Pediatric cadaver donors include children with head trauma, accidents, spontaneous massive intracranial hemorrhage, primary brain tumor or drug intoxication. He also pointed out that the difficulty in performing pediatric transplants is finding a match, as the size of the organs should be appropriate. "There can be a mismatch of size up to 20%. So if the patient is a child, then the donor should also be a child," he said.
Transplant surgeon at Sri Ramachandra Medical Center, Dr Sunil Shroff said the scenario is slowly changing. 'Earlier no one did pediatric transplants. Now we have a fair number of kidney and liver transplants among kids, but heart and lung transplants are still a problem," he said. He said, when it comes to pediatric donations, living donors were the way forward as adults can give a part of their liver or a kidney to save a child's life. Dr Shroff also said counselling parents of brain dead children was a more daunting task compared to convincing the family of brain dead adults. "This is where awareness comes into play. Parents who are informed about the concept of organ donations are keener to donate," he said.
7th Jan 2015, 03:37 PM #1690
Re: Health Bulletin
A pill to trick body into losing weight
In a breakthrough that could help in the global fight against obesity, scientists have developed a pill that tricks the body into thinking it has consumed calories, causing it to burn fat.
Developed by researchers from the California-based Salk Institute for Biological Studies, the compound effectively stopped weight gain, lowered cholesterol, controlled blood sugar and minimized inflammation in mice, making it an excellent candidate for a rapid transition into human clinical trials.
In addition, when given a daily dose of the new pill, the mice had a rise in body temperature — which signals an increase in metabolism — and some deposits of white fat in their bodies converted into a healthier, energy-burning beige form of the tissue.
Unlike most diet pills on the market, this new pill, called fexaramine, doesn't dissolve into the blood like appetite suppressants or caffeine-based diet drugs, but remains in the intestines, causing fewer side effects.
"This pill is like an imaginary meal," says Ronald Evans, director of Salk's Gene Expression Laboratory. "It sends out the same signals that normally happen when you eat a lot of food, so the body starts clearing out space to store it. But there are no calories and no change in appetite." Evans' laboratory has spent nearly two decades studying the farensoid X receptor (FXR), a protein that plays a role in how the body releases bile acids from the liver, digests food and stores fats and sugars.
The human body turns on FXR at the beginning of a meal, Evans and others have shown, to prepare for an influx of food. FXR not only triggers the release of bile acids for digestion, but also changes blood sugar levels and causes the body to burn some fats.
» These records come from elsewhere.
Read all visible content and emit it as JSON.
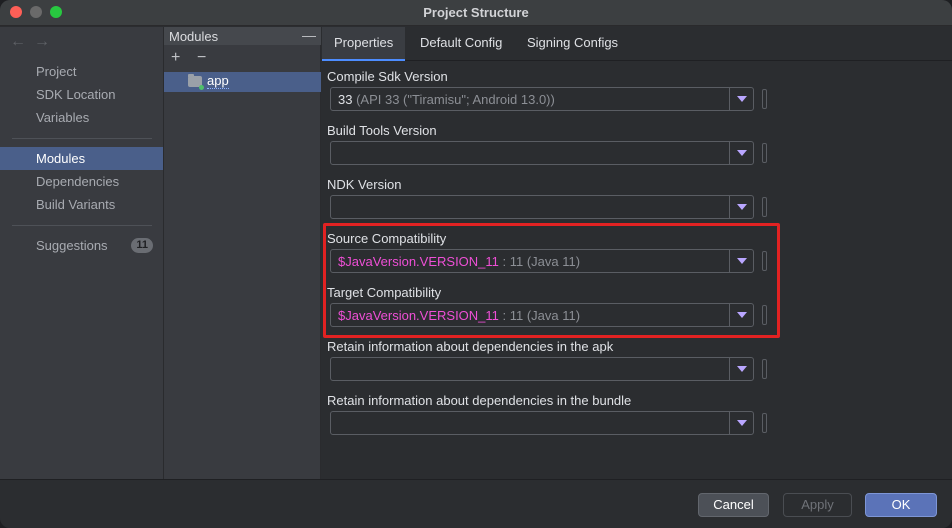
{
  "window": {
    "title": "Project Structure"
  },
  "nav": {
    "back_icon": "arrow-left-icon",
    "forward_icon": "arrow-right-icon",
    "items": [
      {
        "label": "Project"
      },
      {
        "label": "SDK Location"
      },
      {
        "label": "Variables"
      },
      {
        "label": "Modules",
        "selected": true
      },
      {
        "label": "Dependencies"
      },
      {
        "label": "Build Variants"
      },
      {
        "label": "Suggestions",
        "badge": "11"
      }
    ]
  },
  "modules": {
    "header": "Modules",
    "add_icon": "+",
    "remove_icon": "−",
    "collapse_icon": "—",
    "items": [
      {
        "label": "app",
        "icon": "module-folder-icon"
      }
    ]
  },
  "tabs": [
    {
      "label": "Properties",
      "active": true
    },
    {
      "label": "Default Config"
    },
    {
      "label": "Signing Configs"
    }
  ],
  "fields": {
    "compile_sdk": {
      "label": "Compile Sdk Version",
      "value_main": "33",
      "value_dim": " (API 33 (\"Tiramisu\"; Android 13.0))"
    },
    "build_tools": {
      "label": "Build Tools Version",
      "value": ""
    },
    "ndk": {
      "label": "NDK Version",
      "value": ""
    },
    "source_compat": {
      "label": "Source Compatibility",
      "value_var": "$JavaVersion.VERSION_11",
      "value_dim": " : 11 (Java 11)"
    },
    "target_compat": {
      "label": "Target Compatibility",
      "value_var": "$JavaVersion.VERSION_11",
      "value_dim": " : 11 (Java 11)"
    },
    "deps_apk": {
      "label": "Retain information about dependencies in the apk",
      "value": ""
    },
    "deps_bundle": {
      "label": "Retain information about dependencies in the bundle",
      "value": ""
    }
  },
  "buttons": {
    "cancel": "Cancel",
    "apply": "Apply",
    "ok": "OK"
  },
  "colors": {
    "accent": "#4d8dff",
    "selection": "#4a5f8a",
    "highlight": "#e22222",
    "variable_text": "#ee4fd6"
  }
}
Pharmaceutical companies aiming to treat obesity, diabetes, liver disease and other metabolic conditions have developed systemic drugs that activate FXR, turning on many pathways that control FXR. But these drugs affect several organs and come with side effects.
Evans wondered whether switching on FXR only in the intestines — rather than the intestines, liver, kidneys and adrenal glands all at once — might have a different outcome. "When you eat, you have to quickly activate a series of responses all throughout the body," says Evans. "And the reality is that the very first responder for all this is the intestine." Michael Downes from Salk said: "It turns out that when we administer this orally, it only acts in the gut." Indians are losing the battle against the bulge with nearly 8 million women being obese as against 4.4 million men. Globally, 9.8% of men and 13.8% of women are obese.